Enjoy power and poor defense? (Yeah, yeah. I know Semien was better last year.) I’m repeating myself on this point as we make our way around the dirt, but St. Louis’ infield is deep and flexible, which raises playing time concerns for everyone involved, including Diaz.
I have similar better-in-real-life concerns about Atlanta’s well-coiffed six-spotter as I did about Russell above and I have further concern that we’re getting ahead of ourselves based on pedigree and a short, if successful, major league trial. Swanson will be impactful in batting average eventually, but there’s no guarantee it happens immediately. And until Atlanta puts a better team on the field, I don’t see impact elsewhere. I don’t buy the argument that mundane counting stat production and safety in volume adds up to anything more than a player whose standard depth relevance comes at the mercy of the BABIP gods.
23. Brandon Crawford, San Francisco Giants
Nunez is ranked way too low if your league uses 2016 stats. The rest of this group is comprised of fairly stable options with a reasonable chance to contribute for the full three-year window these rankings contemplate.
26. Jedd Gyorko, St. Louis Cardinals
I’m intrigued by Polanco as a late flier. He has a well-rounded skill set and a chance to lock down a spot in the top third of Minnesota’s batting order. Assuming further development from the rest of the young Twins and a non-trade of Dozier, that could be a nice spot for stat accumulation. Escobar (speed) and Gyorko (power) are one-trick ponies I’m not that interested in, but one trick is better than none.
28. Franklin Barreto, Oakland Athletics
29. Willy Adames, Tampa Bay Rays
Crawford certainly didn’t press the issue by performing in Triple-A the way many, including myself, thought he would. I still don’t think he’s long for the minors and this ranking assumes he spends another few months in Lehigh Valley. If Crawford earns a big league job out of camp, move him up behind Swanson and apply the same cautions as I did to his NL East counterpart. Barreto and Adames should both open in Triple-A after spending the entirety of 2016 at Double-A. I like Adames more as a shortstop prospect because he can, you know, play shortstop. Barreto is the better bet for fantasy because his hit tool is relatively safe and he has enough speed to reasonably project 20 steals.

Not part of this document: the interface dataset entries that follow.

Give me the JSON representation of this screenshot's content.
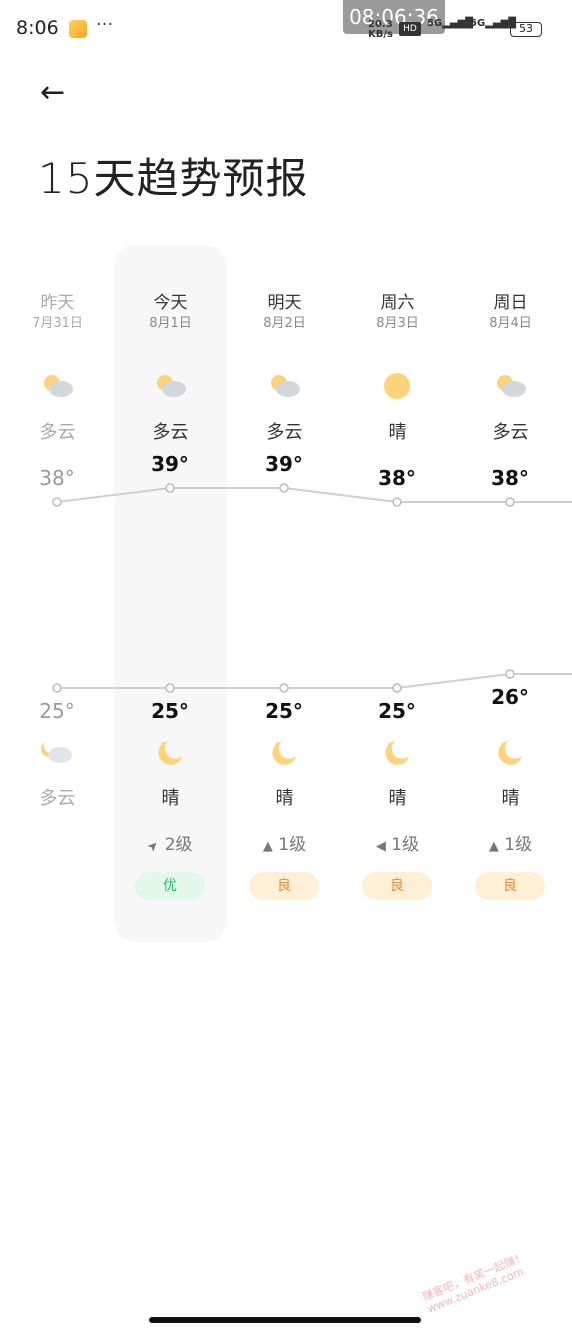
{
  "status_bar": {
    "time": "8:06",
    "more": "···",
    "overlay_time": "08:06:36",
    "net_speed": "20.3",
    "net_unit": "KB/s",
    "hd": "HD",
    "sig1": "5G",
    "sig2": "5G",
    "battery": "53"
  },
  "header": {
    "back_icon": "arrow-left-icon",
    "title": "15天趋势预报"
  },
  "days": [
    {
      "day": "昨天",
      "date": "7月31日",
      "day_icon": "partly-cloudy",
      "day_cond": "多云",
      "high": "38°",
      "high_val": 38,
      "low": "25°",
      "low_val": 25,
      "night_icon": "partly-cloudy-night",
      "night_cond": "多云",
      "wind": "",
      "aqi": "",
      "past": true
    },
    {
      "day": "今天",
      "date": "8月1日",
      "day_icon": "partly-cloudy",
      "day_cond": "多云",
      "high": "39°",
      "high_val": 39,
      "low": "25°",
      "low_val": 25,
      "night_icon": "moon",
      "night_cond": "晴",
      "wind_dir": "northeast",
      "wind": "2级",
      "aqi": "优",
      "aqi_color": "#2dbb6f",
      "aqi_bg": "#e3f7ea"
    },
    {
      "day": "明天",
      "date": "8月2日",
      "day_icon": "partly-cloudy",
      "day_cond": "多云",
      "high": "39°",
      "high_val": 39,
      "low": "25°",
      "low_val": 25,
      "night_icon": "moon",
      "night_cond": "晴",
      "wind_dir": "north",
      "wind": "1级",
      "aqi": "良",
      "aqi_color": "#e88a3c",
      "aqi_bg": "#fdf0d6"
    },
    {
      "day": "周六",
      "date": "8月3日",
      "day_icon": "sunny",
      "day_cond": "晴",
      "high": "38°",
      "high_val": 38,
      "low": "25°",
      "low_val": 25,
      "night_icon": "moon",
      "night_cond": "晴",
      "wind_dir": "west",
      "wind": "1级",
      "aqi": "良",
      "aqi_color": "#e88a3c",
      "aqi_bg": "#fdf0d6"
    },
    {
      "day": "周日",
      "date": "8月4日",
      "day_icon": "partly-cloudy",
      "day_cond": "多云",
      "high": "38°",
      "high_val": 38,
      "low": "26°",
      "low_val": 26,
      "night_icon": "moon",
      "night_cond": "晴",
      "wind_dir": "north",
      "wind": "1级",
      "aqi": "良",
      "aqi_color": "#e88a3c",
      "aqi_bg": "#fdf0d6"
    }
  ],
  "watermark": "赚客吧，有奖一起赚！ www.zuanke8.com"
}
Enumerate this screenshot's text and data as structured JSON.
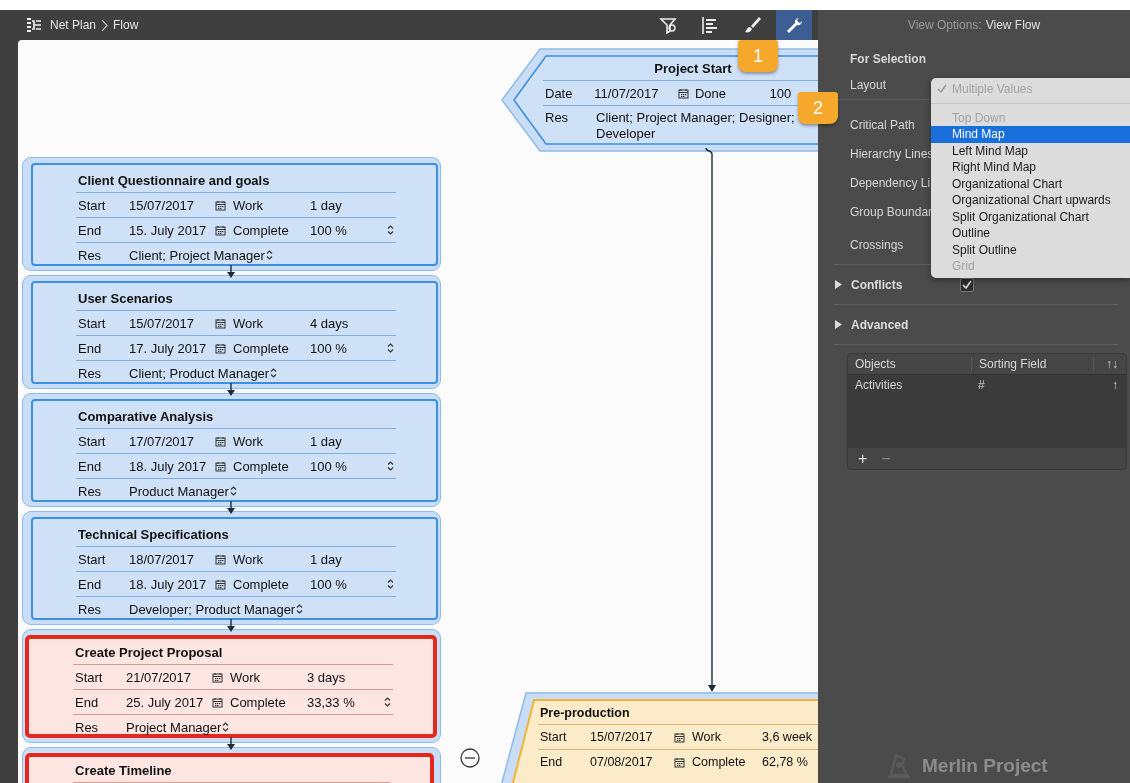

30. Tyler Saladino, Chicago White Sox
32. Ketel Marte, Arizona Diamondbacks
Yeah, I admit it. I have a Tyler Saladino problem. Have you checked out the White Sox depth chart recently though? Saladino could register a double-double in a utility role and there’s stolen base upside if he gets more time. Owings and Marte are two more speed-first teammates for whom role and playing time are unclear. That Owings can play an adequate outfield helps. I’ll trust that Newman displaces Jordy Mercer by early next year and that his preternatural hitting ability and acceptable speed provide a decent fantasy baseline.
34. Andrelton Simmons, Los Angeles Angles
36. Zack Cozart, Cincinnati Reds
38. J.J. Hardy, Baltimore Orioles
40. Freddy Galvis, Philadephia Phillies
Galvis’ 2016 will go down as one of the great mysteries of our time. Don’t fall for it. His 90th percentile PECOTA projection doesn’t even sniff the 20 homers and 17 steals he tallied last year.